To note the report of the Head of Planning.
Cabinet member for Community Engagement, Councillor Bethia Thomas, introduced the report.
The report contained explanation of different types of appeal and the costs involved. It contained a summary of hearings taken place and the outcomes. In comparison with the national average and other local authorities, Vale’s performance was strong. The Cabinet member felt that the report showed a strong performance with a diligent planning committee and officers.
Chair reminded committee that they were to look at overall performance and not individual applications.
The committee asked questions of the Cabinet member, supported by Planning officers, Paula Fox (Development Manager) and Tracy Smith (Principal Planning Appeals Officer).

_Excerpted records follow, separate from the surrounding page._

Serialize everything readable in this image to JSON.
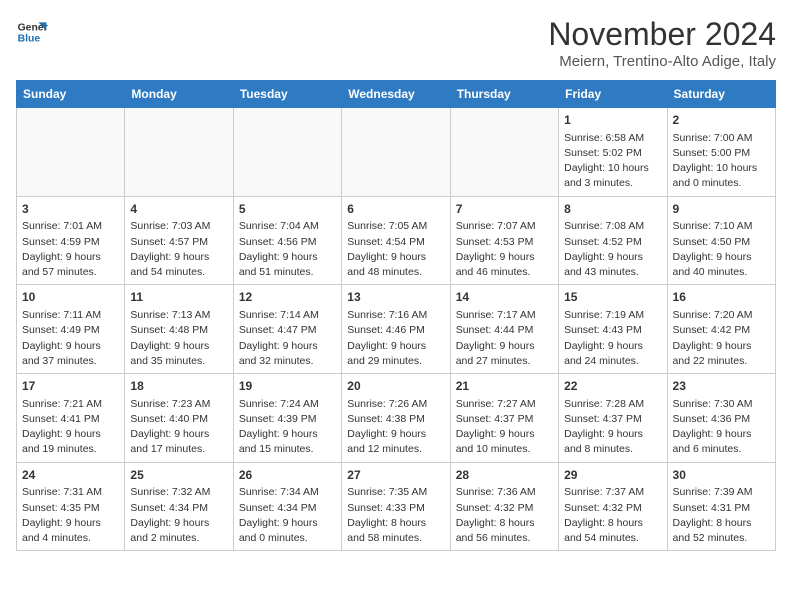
{
  "header": {
    "logo_line1": "General",
    "logo_line2": "Blue",
    "month_year": "November 2024",
    "location": "Meiern, Trentino-Alto Adige, Italy"
  },
  "weekdays": [
    "Sunday",
    "Monday",
    "Tuesday",
    "Wednesday",
    "Thursday",
    "Friday",
    "Saturday"
  ],
  "weeks": [
    [
      {
        "day": "",
        "info": ""
      },
      {
        "day": "",
        "info": ""
      },
      {
        "day": "",
        "info": ""
      },
      {
        "day": "",
        "info": ""
      },
      {
        "day": "",
        "info": ""
      },
      {
        "day": "1",
        "info": "Sunrise: 6:58 AM\nSunset: 5:02 PM\nDaylight: 10 hours\nand 3 minutes."
      },
      {
        "day": "2",
        "info": "Sunrise: 7:00 AM\nSunset: 5:00 PM\nDaylight: 10 hours\nand 0 minutes."
      }
    ],
    [
      {
        "day": "3",
        "info": "Sunrise: 7:01 AM\nSunset: 4:59 PM\nDaylight: 9 hours\nand 57 minutes."
      },
      {
        "day": "4",
        "info": "Sunrise: 7:03 AM\nSunset: 4:57 PM\nDaylight: 9 hours\nand 54 minutes."
      },
      {
        "day": "5",
        "info": "Sunrise: 7:04 AM\nSunset: 4:56 PM\nDaylight: 9 hours\nand 51 minutes."
      },
      {
        "day": "6",
        "info": "Sunrise: 7:05 AM\nSunset: 4:54 PM\nDaylight: 9 hours\nand 48 minutes."
      },
      {
        "day": "7",
        "info": "Sunrise: 7:07 AM\nSunset: 4:53 PM\nDaylight: 9 hours\nand 46 minutes."
      },
      {
        "day": "8",
        "info": "Sunrise: 7:08 AM\nSunset: 4:52 PM\nDaylight: 9 hours\nand 43 minutes."
      },
      {
        "day": "9",
        "info": "Sunrise: 7:10 AM\nSunset: 4:50 PM\nDaylight: 9 hours\nand 40 minutes."
      }
    ],
    [
      {
        "day": "10",
        "info": "Sunrise: 7:11 AM\nSunset: 4:49 PM\nDaylight: 9 hours\nand 37 minutes."
      },
      {
        "day": "11",
        "info": "Sunrise: 7:13 AM\nSunset: 4:48 PM\nDaylight: 9 hours\nand 35 minutes."
      },
      {
        "day": "12",
        "info": "Sunrise: 7:14 AM\nSunset: 4:47 PM\nDaylight: 9 hours\nand 32 minutes."
      },
      {
        "day": "13",
        "info": "Sunrise: 7:16 AM\nSunset: 4:46 PM\nDaylight: 9 hours\nand 29 minutes."
      },
      {
        "day": "14",
        "info": "Sunrise: 7:17 AM\nSunset: 4:44 PM\nDaylight: 9 hours\nand 27 minutes."
      },
      {
        "day": "15",
        "info": "Sunrise: 7:19 AM\nSunset: 4:43 PM\nDaylight: 9 hours\nand 24 minutes."
      },
      {
        "day": "16",
        "info": "Sunrise: 7:20 AM\nSunset: 4:42 PM\nDaylight: 9 hours\nand 22 minutes."
      }
    ],
    [
      {
        "day": "17",
        "info": "Sunrise: 7:21 AM\nSunset: 4:41 PM\nDaylight: 9 hours\nand 19 minutes."
      },
      {
        "day": "18",
        "info": "Sunrise: 7:23 AM\nSunset: 4:40 PM\nDaylight: 9 hours\nand 17 minutes."
      },
      {
        "day": "19",
        "info": "Sunrise: 7:24 AM\nSunset: 4:39 PM\nDaylight: 9 hours\nand 15 minutes."
      },
      {
        "day": "20",
        "info": "Sunrise: 7:26 AM\nSunset: 4:38 PM\nDaylight: 9 hours\nand 12 minutes."
      },
      {
        "day": "21",
        "info": "Sunrise: 7:27 AM\nSunset: 4:37 PM\nDaylight: 9 hours\nand 10 minutes."
      },
      {
        "day": "22",
        "info": "Sunrise: 7:28 AM\nSunset: 4:37 PM\nDaylight: 9 hours\nand 8 minutes."
      },
      {
        "day": "23",
        "info": "Sunrise: 7:30 AM\nSunset: 4:36 PM\nDaylight: 9 hours\nand 6 minutes."
      }
    ],
    [
      {
        "day": "24",
        "info": "Sunrise: 7:31 AM\nSunset: 4:35 PM\nDaylight: 9 hours\nand 4 minutes."
      },
      {
        "day": "25",
        "info": "Sunrise: 7:32 AM\nSunset: 4:34 PM\nDaylight: 9 hours\nand 2 minutes."
      },
      {
        "day": "26",
        "info": "Sunrise: 7:34 AM\nSunset: 4:34 PM\nDaylight: 9 hours\nand 0 minutes."
      },
      {
        "day": "27",
        "info": "Sunrise: 7:35 AM\nSunset: 4:33 PM\nDaylight: 8 hours\nand 58 minutes."
      },
      {
        "day": "28",
        "info": "Sunrise: 7:36 AM\nSunset: 4:32 PM\nDaylight: 8 hours\nand 56 minutes."
      },
      {
        "day": "29",
        "info": "Sunrise: 7:37 AM\nSunset: 4:32 PM\nDaylight: 8 hours\nand 54 minutes."
      },
      {
        "day": "30",
        "info": "Sunrise: 7:39 AM\nSunset: 4:31 PM\nDaylight: 8 hours\nand 52 minutes."
      }
    ]
  ]
}
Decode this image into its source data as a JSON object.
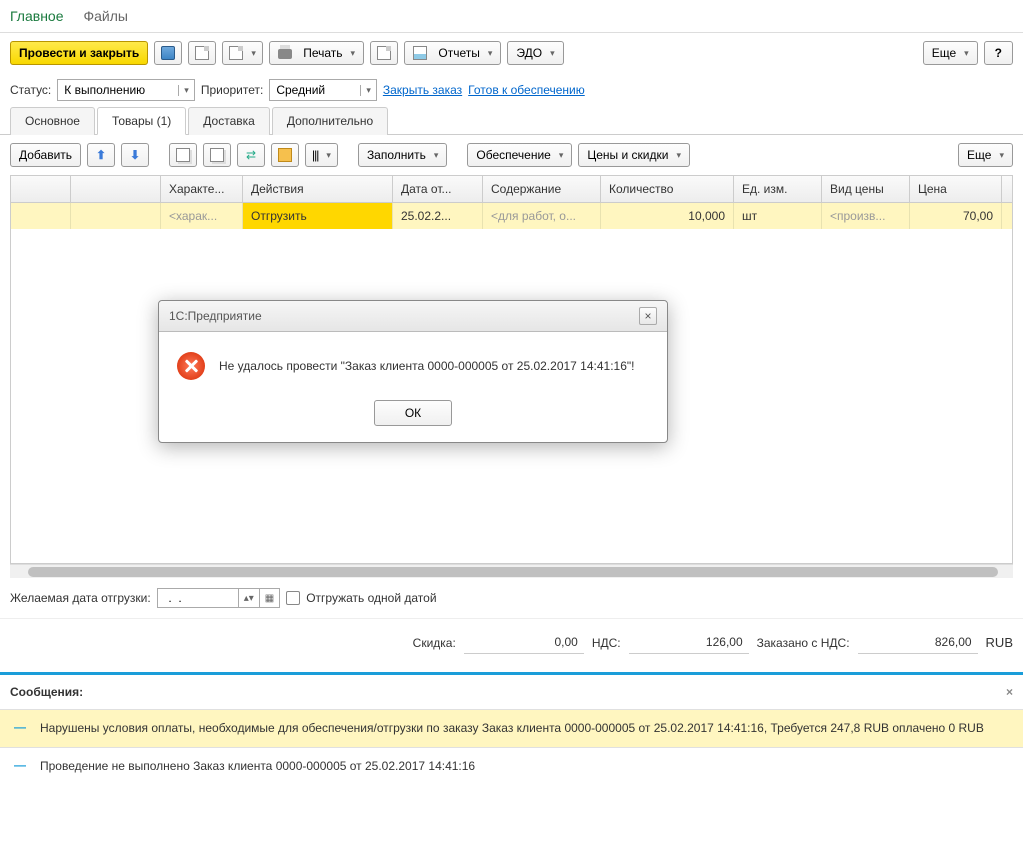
{
  "topTabs": {
    "main": "Главное",
    "files": "Файлы"
  },
  "toolbar": {
    "postClose": "Провести и закрыть",
    "print": "Печать",
    "reports": "Отчеты",
    "edo": "ЭДО",
    "more": "Еще",
    "help": "?"
  },
  "statusRow": {
    "statusLabel": "Статус:",
    "statusValue": "К выполнению",
    "priorityLabel": "Приоритет:",
    "priorityValue": "Средний",
    "closeOrder": "Закрыть заказ",
    "readySupply": "Готов к обеспечению"
  },
  "tabs": {
    "main": "Основное",
    "goods": "Товары (1)",
    "delivery": "Доставка",
    "extra": "Дополнительно"
  },
  "subbar": {
    "add": "Добавить",
    "fill": "Заполнить",
    "supply": "Обеспечение",
    "pricesDiscounts": "Цены и скидки",
    "more": "Еще"
  },
  "grid": {
    "headers": {
      "char": "Характе...",
      "actions": "Действия",
      "dateFrom": "Дата от...",
      "content": "Содержание",
      "qty": "Количество",
      "unit": "Ед. изм.",
      "priceType": "Вид цены",
      "price": "Цена"
    },
    "row": {
      "charPlaceholder": "<харак...",
      "action": "Отгрузить",
      "date": "25.02.2...",
      "contentPlaceholder": "<для работ, о...",
      "qty": "10,000",
      "unit": "шт",
      "priceType": "<произв...",
      "price": "70,00"
    }
  },
  "dialog": {
    "title": "1С:Предприятие",
    "message": "Не удалось провести \"Заказ клиента 0000-000005 от 25.02.2017 14:41:16\"!",
    "ok": "ОК"
  },
  "shipDate": {
    "label": "Желаемая дата отгрузки:",
    "value": "  .  .    ",
    "singleDate": "Отгружать одной датой"
  },
  "totals": {
    "discountLabel": "Скидка:",
    "discount": "0,00",
    "vatLabel": "НДС:",
    "vat": "126,00",
    "orderedLabel": "Заказано с НДС:",
    "ordered": "826,00",
    "currency": "RUB"
  },
  "messages": {
    "header": "Сообщения:",
    "items": [
      "Нарушены условия оплаты, необходимые для обеспечения/отгрузки по заказу Заказ клиента 0000-000005 от 25.02.2017 14:41:16, Требуется 247,8 RUB оплачено 0 RUB",
      "Проведение не выполнено Заказ клиента 0000-000005 от 25.02.2017 14:41:16"
    ]
  }
}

Committee discussed types of appeals, which weren’t generally broken into categories. There was a very low appeal rate against non-determination, which was a very good result, therefore keeping decision making local. Appeals against condition occurred more, so lessons could be learned on this area. No distinct patterns had emerged as the rate was too low. Future training will be developed upon the lessons learned.
Officer confirmed that officer time was not measured on appeals, so it would be hard to quantity the council’s costs, but the costings were available for legal costs.
Committee discussed the government metrics the council were measured against, this would likely be revised in the future.
Officer explained that Covid-19 altered how we work, but that virtual meetings did work well, to aid participation. Lockdowns saw a rise in individual homeowner applications. Workload may change back to normal but there were many cases still in the system from this period.
A member asked what we could learn from affordable housing provision and viability. Officer responded that if councillors on planning committee had a concern over the affordable housing viability of an application, which was a complex subject, it might be worth considering deferral in order to take advice, before risking an appeal.
Future training for councillors was flagged as an area to be considered.
There was a pause, due to Covid-19, in production of the appeals data from central government, so the planning team included all the data for 18 months so that the most up to date information was provided, hence it was a long report.
Officers, Cabinet member and the planning committee were thanked for their hard work.
Committee noted the report on planning appeals.